Plaintiff cites the case of Cone v. New Britain Machine Co., 6 Cir., 20 F.2d 593, and while the court in that case held that the manner of solicitation of business through agents sent into the State, who were not permitted to conclude bargains, is not "doing business" in the State, yet the majority opinion held where the company as a part of its regular business had a mechanic call upon its customers and adjust their machines and give expert service thereon, that such additional duties constituted "doing business" within the State. Circuit Judge Denison gave a vigorous dissent in a very able opinion.

The case of International Harvester v. Kentucky, 234 U.S. 579, 34 S. Ct. 944, 58 L. Ed. 1479, is cited as authority for the contention of the plaintiff herein. However in that case the traveling salesmen of the Harvester Company did a great deal more than merely to take orders to be accepted outside of the State. The facts in that case show that the agents were authorized to receive money, checks or drafts from anyone who might owe the company money, and they were even authorized to take customers' notes. The facts in that case clearly distinguish it from the case at bar.

The burden of proof is on the plaintiff to establish the jurisdictional facts. Under the authority of the decisions hereinbefore quoted, no substantial part of the defendant's ordinary business was conducted *578 in Wisconsin; and, within the meaning of Section 48, defendant did not have a regular and established place of business in this judicial district.

We entirely agree with the statement of the court in Zimmers v. Dodge Brothers, D.C., 21 F.2d 152, 158: "The most that can be said to support the jurisdiction under the facts in this case is that it is extremely doubtful. In this situation, it is better that the parties be remitted to the district where there is no doubt as to the jurisdiction, before, rather than after, expensive and protracted litigation has been had. American Elec. W. Co. v. Lalance & Grosjean Mfg. Co. (D.C.) 256 F. 34, 37; General Elec. Co. v. Best Elec. Co. (D.C.) 220 F. 347; Philadelphia & Reading R. Co. v. McKibbin, supra [243 U.S. 264, 37 S. Ct. 280, 61 L. Ed. 710]."

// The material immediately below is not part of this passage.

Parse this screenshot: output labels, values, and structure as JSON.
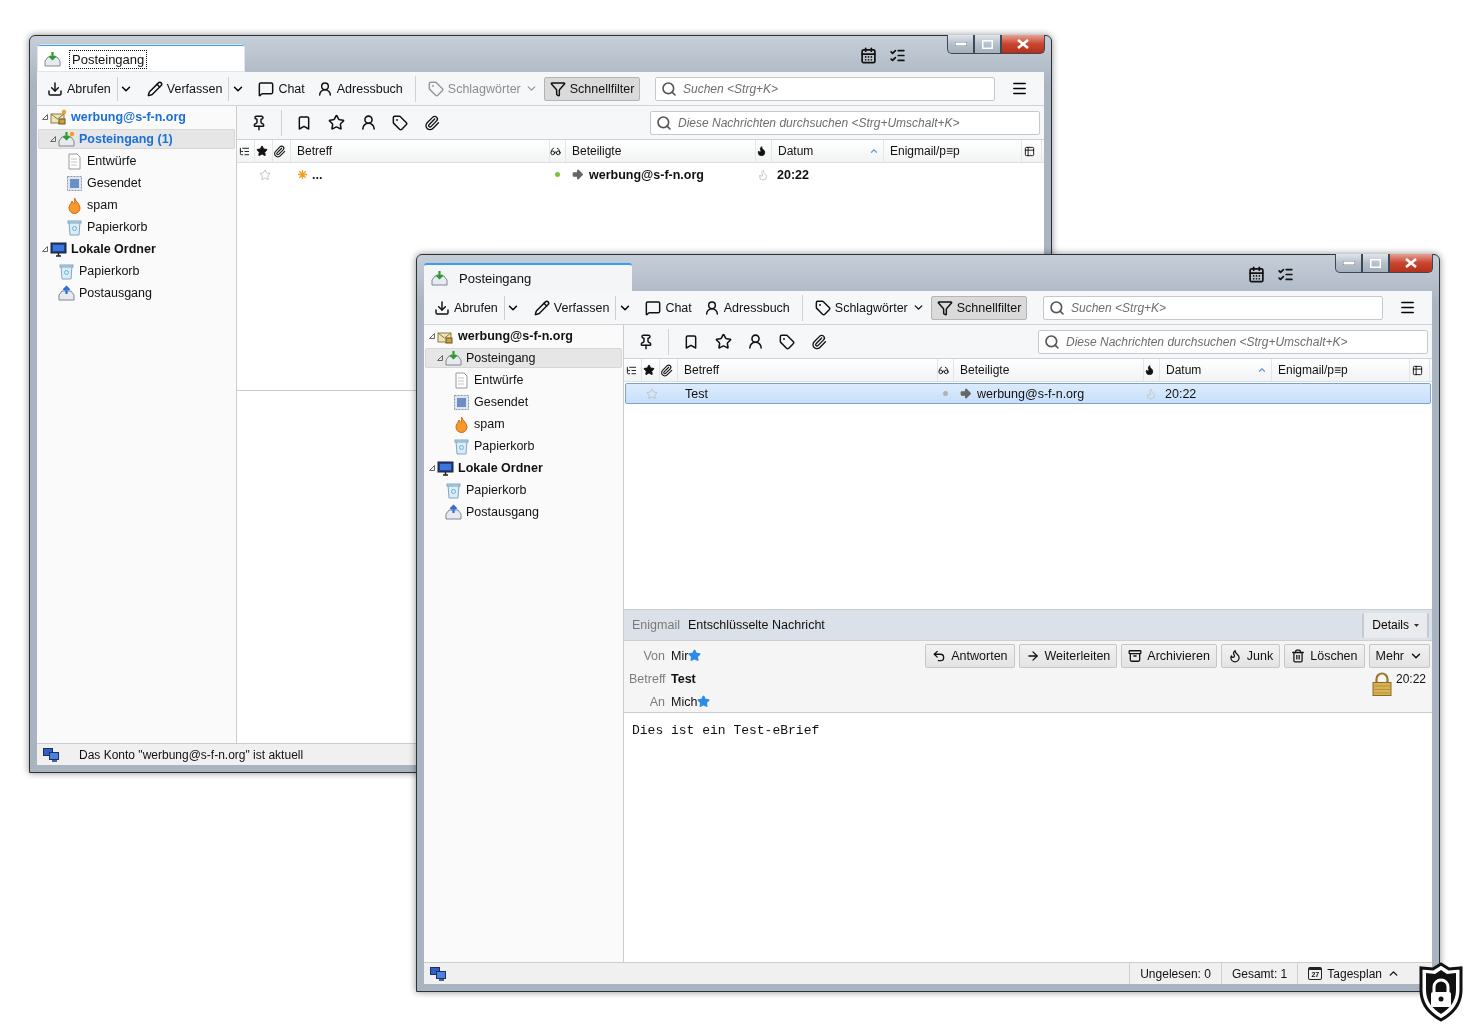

An order may be entered quashing and setting aside the service of the summons, and dismissing this action.